#### EXERCISE:
Scan the entries for the word "heart". Every line that has it should be copied.

[Excerpts from an interface dataset]
# # # # #
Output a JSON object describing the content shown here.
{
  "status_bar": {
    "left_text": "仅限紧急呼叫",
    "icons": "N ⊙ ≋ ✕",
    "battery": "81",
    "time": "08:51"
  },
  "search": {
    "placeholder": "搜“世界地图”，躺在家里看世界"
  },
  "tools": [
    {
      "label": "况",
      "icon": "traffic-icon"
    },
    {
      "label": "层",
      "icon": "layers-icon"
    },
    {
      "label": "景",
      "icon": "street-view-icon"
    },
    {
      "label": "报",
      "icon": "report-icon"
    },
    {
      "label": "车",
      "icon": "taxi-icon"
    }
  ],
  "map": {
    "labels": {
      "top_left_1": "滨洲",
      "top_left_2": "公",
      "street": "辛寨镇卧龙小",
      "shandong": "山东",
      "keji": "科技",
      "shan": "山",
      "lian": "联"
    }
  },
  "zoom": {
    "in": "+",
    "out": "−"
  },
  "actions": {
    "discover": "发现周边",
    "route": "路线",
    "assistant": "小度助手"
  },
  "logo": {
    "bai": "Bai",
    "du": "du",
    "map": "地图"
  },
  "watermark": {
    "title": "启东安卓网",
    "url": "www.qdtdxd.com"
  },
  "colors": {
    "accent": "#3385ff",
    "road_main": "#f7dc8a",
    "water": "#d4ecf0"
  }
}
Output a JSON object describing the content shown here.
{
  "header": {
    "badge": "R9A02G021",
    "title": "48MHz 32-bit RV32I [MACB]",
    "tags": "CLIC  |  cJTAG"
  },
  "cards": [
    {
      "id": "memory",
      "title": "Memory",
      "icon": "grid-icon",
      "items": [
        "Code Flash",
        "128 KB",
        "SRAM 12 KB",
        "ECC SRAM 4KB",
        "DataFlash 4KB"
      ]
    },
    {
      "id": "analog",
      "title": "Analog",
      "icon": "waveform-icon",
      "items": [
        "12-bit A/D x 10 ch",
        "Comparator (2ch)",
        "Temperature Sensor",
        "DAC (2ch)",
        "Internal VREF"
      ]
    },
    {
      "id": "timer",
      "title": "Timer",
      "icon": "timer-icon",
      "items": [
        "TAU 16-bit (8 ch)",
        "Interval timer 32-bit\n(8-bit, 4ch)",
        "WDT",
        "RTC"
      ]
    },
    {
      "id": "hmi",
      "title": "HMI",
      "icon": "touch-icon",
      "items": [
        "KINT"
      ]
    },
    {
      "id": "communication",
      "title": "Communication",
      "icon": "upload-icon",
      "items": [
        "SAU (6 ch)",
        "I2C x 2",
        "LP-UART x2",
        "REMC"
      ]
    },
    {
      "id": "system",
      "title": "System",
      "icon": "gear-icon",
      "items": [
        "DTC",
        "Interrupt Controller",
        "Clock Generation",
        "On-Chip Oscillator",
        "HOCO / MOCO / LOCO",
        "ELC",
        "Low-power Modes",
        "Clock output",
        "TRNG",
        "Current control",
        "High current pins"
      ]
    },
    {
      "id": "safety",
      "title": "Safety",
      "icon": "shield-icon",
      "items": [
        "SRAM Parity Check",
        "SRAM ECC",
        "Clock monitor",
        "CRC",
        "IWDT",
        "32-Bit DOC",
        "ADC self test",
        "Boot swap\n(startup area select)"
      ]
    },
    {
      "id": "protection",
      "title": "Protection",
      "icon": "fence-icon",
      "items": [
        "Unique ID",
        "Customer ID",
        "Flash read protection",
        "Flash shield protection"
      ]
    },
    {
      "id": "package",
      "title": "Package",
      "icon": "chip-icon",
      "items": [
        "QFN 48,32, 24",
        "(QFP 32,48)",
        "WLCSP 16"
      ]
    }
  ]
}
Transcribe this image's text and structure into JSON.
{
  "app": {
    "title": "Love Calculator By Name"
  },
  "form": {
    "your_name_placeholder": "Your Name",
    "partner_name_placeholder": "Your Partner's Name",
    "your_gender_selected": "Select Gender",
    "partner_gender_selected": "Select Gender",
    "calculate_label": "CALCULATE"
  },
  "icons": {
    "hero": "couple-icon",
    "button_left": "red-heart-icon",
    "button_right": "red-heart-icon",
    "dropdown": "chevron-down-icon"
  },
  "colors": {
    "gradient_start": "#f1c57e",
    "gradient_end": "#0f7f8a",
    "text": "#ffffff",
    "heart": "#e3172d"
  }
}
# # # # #
#### EXERCISE OUTPUT:
    "button_left": "red-heart-icon",
    "button_right": "red-heart-icon",
    "heart": "#e3172d"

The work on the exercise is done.